Security and medical sources said on Wednesday an army colonel protecting oilfields was shot dead near the disputed northern city of Kirkuk while he was on patrol.

Police said Colonel Ibrahim Ahmad was killed in his car in the town of Ajil, west of Kirkuk. 
  
Two fires broke out on oil pipelines in the same area. "The first is under control and the other one not yet," an oil company source said, adding that sabotage was the most likely cause of the fires.
  
Near Dhuluiya, north of the capital Baghdad, three Iraqi soldiers were killed and two others wounded by a bomb concealed in the burnt-out shell of a car abandoned on the roadside.
  
In Dujail, also north of the capital, two Iraqi soldiers and an Iraqi contractor were killed in a mortar attack on an army base, police said.

Clashes broke out overnight in the town of Baquba, leaving one Iraqi policeman and two armed men dead, security sources said.
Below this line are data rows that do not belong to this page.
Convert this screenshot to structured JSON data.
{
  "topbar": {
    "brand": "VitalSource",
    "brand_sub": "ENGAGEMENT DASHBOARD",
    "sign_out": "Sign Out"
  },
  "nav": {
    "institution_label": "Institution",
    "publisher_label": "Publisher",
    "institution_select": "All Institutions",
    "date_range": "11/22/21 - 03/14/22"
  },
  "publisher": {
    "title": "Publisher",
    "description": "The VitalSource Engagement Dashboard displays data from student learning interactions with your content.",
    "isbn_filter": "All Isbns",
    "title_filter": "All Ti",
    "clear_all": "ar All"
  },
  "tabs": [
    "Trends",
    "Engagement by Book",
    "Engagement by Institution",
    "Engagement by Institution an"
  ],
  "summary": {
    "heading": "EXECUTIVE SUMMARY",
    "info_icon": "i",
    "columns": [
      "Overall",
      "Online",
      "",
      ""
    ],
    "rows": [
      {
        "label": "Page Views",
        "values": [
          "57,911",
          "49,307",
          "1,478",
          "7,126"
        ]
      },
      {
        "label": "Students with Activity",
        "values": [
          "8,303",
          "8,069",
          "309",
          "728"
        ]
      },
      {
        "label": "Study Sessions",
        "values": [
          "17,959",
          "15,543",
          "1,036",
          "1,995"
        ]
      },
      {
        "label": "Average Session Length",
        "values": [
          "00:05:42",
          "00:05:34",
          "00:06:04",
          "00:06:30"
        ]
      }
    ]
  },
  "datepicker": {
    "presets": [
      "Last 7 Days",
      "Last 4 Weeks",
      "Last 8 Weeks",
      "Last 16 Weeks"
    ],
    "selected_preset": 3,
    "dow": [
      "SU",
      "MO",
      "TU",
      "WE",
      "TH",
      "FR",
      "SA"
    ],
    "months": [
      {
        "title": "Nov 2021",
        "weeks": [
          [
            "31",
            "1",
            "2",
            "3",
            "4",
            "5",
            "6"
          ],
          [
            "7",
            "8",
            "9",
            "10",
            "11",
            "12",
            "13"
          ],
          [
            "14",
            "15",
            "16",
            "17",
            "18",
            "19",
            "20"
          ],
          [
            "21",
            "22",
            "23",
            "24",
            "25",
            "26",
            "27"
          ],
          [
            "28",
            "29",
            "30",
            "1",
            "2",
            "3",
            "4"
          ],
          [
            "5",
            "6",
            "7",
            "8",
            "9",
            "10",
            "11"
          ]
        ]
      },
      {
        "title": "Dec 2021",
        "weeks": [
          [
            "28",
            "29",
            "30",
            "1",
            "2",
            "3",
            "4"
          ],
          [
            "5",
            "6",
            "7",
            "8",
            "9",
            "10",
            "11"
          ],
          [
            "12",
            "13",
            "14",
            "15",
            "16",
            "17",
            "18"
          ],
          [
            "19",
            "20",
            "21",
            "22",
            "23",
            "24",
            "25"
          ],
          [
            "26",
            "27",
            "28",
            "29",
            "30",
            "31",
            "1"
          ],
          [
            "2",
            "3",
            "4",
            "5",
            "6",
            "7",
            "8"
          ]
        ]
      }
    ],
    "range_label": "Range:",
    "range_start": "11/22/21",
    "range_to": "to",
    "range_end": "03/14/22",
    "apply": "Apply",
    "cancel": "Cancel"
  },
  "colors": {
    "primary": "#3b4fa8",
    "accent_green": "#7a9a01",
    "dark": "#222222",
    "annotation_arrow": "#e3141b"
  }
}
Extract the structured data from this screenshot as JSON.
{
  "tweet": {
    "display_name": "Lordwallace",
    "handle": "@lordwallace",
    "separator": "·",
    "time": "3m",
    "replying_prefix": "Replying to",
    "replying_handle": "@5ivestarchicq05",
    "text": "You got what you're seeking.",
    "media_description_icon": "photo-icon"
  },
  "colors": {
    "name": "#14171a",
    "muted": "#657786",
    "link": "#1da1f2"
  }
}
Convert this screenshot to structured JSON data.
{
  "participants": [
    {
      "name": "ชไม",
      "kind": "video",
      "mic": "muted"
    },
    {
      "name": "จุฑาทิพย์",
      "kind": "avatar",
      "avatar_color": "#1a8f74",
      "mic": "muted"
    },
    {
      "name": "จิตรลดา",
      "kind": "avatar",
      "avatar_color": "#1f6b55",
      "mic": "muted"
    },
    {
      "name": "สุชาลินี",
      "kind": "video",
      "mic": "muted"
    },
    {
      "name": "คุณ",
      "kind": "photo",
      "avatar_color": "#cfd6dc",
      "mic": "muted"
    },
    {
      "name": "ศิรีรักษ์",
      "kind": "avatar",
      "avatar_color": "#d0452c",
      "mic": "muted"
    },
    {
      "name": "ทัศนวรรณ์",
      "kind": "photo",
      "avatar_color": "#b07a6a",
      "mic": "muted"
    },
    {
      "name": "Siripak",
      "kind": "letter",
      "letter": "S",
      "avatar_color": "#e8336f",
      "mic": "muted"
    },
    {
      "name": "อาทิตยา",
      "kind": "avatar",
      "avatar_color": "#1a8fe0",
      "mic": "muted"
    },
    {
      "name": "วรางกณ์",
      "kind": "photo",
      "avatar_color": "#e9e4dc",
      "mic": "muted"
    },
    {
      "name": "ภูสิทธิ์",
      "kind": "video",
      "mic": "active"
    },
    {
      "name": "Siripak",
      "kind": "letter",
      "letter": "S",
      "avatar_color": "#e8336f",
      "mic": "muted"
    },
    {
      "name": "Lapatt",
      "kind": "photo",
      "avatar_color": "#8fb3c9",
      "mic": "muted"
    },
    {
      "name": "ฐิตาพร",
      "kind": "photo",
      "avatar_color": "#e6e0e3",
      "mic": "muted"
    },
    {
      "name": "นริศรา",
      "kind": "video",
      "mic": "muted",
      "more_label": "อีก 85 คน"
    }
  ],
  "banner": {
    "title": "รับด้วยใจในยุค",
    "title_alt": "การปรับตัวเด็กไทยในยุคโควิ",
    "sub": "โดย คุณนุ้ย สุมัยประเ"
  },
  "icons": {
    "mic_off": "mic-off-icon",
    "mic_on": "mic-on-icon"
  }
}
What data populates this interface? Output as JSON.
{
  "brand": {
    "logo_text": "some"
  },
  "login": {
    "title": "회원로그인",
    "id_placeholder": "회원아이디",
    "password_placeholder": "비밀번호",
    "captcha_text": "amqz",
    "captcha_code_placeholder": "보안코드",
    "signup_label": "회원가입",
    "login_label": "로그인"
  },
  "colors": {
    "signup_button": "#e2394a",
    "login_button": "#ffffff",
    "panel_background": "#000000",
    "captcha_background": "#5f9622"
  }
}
The fighting lasted most of the night.
 
Police also said two fighters were killed and two others captured in clashes with US troops in the Sunni town of Samarra.
  
Assasination attempt

In the northern town of Mosul, police Lt-Col Halab Abd al-Rahman escaped an assassination attempt that killed his driver and wounded his bodyguard, police said. 

Iraqi police have been frequent
targets of anti-US fighters

In other violence, an Iraqi woman was killed near the town of Tuz and her husband wounded when Iraqi forces manning a ckeckpoint apparently opened fire on their vehicle.
  
"The couple's vehicle was driving at high speed which is apparently why it was engaged," police Captain Ahmad Bayan al-Din said. 

Also, the US military announced that a soldier was killed in action on Tuesday in the violence-wracked western province of Anbar. 
  
Anbar province is a huge area stretching west of the capital to the Saudi, Jordanian and Syrian borders, and includes the Sunni strongholds of Falluja and Ramadi.
  
Tuesday's death brings to 1457 the total number of US servicemen who have died since the March 2003 invasion of Iraq, according to Pentagon figures.